LISTED ENTRIES:
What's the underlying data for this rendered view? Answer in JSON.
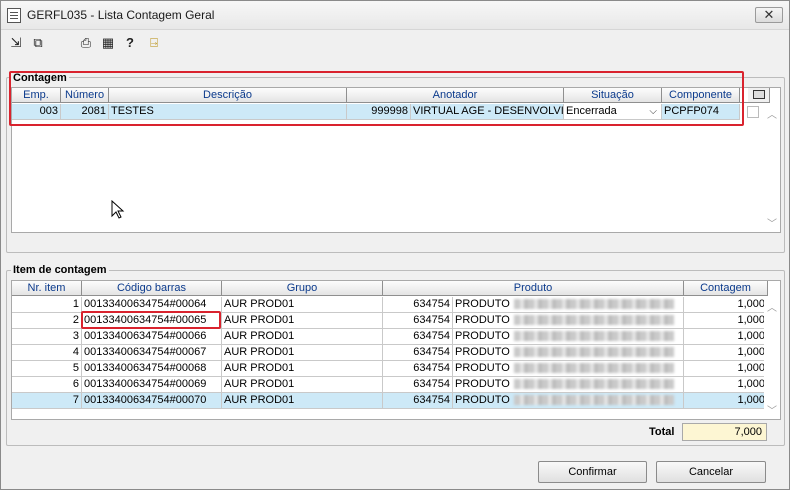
{
  "window": {
    "title": "GERFL035 - Lista Contagem Geral",
    "close_label": "✕"
  },
  "toolbar": {
    "icons": [
      "import-icon",
      "copy-icon",
      "print-icon",
      "calendar-icon",
      "help-icon",
      "exit-icon"
    ]
  },
  "contagem": {
    "title": "Contagem",
    "columns": [
      "Emp.",
      "Número",
      "Descrição",
      "Anotador",
      "Situação",
      "Componente"
    ],
    "rows": [
      {
        "emp": "003",
        "numero": "2081",
        "descricao": "TESTES",
        "anotador_code": "999998",
        "anotador_name": "VIRTUAL AGE - DESENVOLVIM",
        "situacao": "Encerrada",
        "componente": "PCPFP074"
      }
    ]
  },
  "itens": {
    "title": "Item de contagem",
    "columns": [
      "Nr. item",
      "Código barras",
      "Grupo",
      "Produto",
      "Contagem"
    ],
    "rows": [
      {
        "nr": "1",
        "codigo": "00133400634754#00064",
        "grupo": "AUR PROD01",
        "produto_code": "634754",
        "produto": "PRODUTO",
        "contagem": "1,000"
      },
      {
        "nr": "2",
        "codigo": "00133400634754#00065",
        "grupo": "AUR PROD01",
        "produto_code": "634754",
        "produto": "PRODUTO",
        "contagem": "1,000"
      },
      {
        "nr": "3",
        "codigo": "00133400634754#00066",
        "grupo": "AUR PROD01",
        "produto_code": "634754",
        "produto": "PRODUTO",
        "contagem": "1,000"
      },
      {
        "nr": "4",
        "codigo": "00133400634754#00067",
        "grupo": "AUR PROD01",
        "produto_code": "634754",
        "produto": "PRODUTO",
        "contagem": "1,000"
      },
      {
        "nr": "5",
        "codigo": "00133400634754#00068",
        "grupo": "AUR PROD01",
        "produto_code": "634754",
        "produto": "PRODUTO",
        "contagem": "1,000"
      },
      {
        "nr": "6",
        "codigo": "00133400634754#00069",
        "grupo": "AUR PROD01",
        "produto_code": "634754",
        "produto": "PRODUTO",
        "contagem": "1,000"
      },
      {
        "nr": "7",
        "codigo": "00133400634754#00070",
        "grupo": "AUR PROD01",
        "produto_code": "634754",
        "produto": "PRODUTO",
        "contagem": "1,000"
      }
    ],
    "total_label": "Total",
    "total_value": "7,000"
  },
  "buttons": {
    "confirm": "Confirmar",
    "cancel": "Cancelar"
  },
  "colors": {
    "selected_row": "#cde9f7",
    "highlight": "#d9232e",
    "header_text": "#0b3a8c",
    "total_field": "#fdf6d3"
  }
}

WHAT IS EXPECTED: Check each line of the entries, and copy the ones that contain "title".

SOLVED PROBLEM:
    "title": "GERFL035 - Lista Contagem Geral",
    "title": "Contagem",
    "title": "Item de contagem",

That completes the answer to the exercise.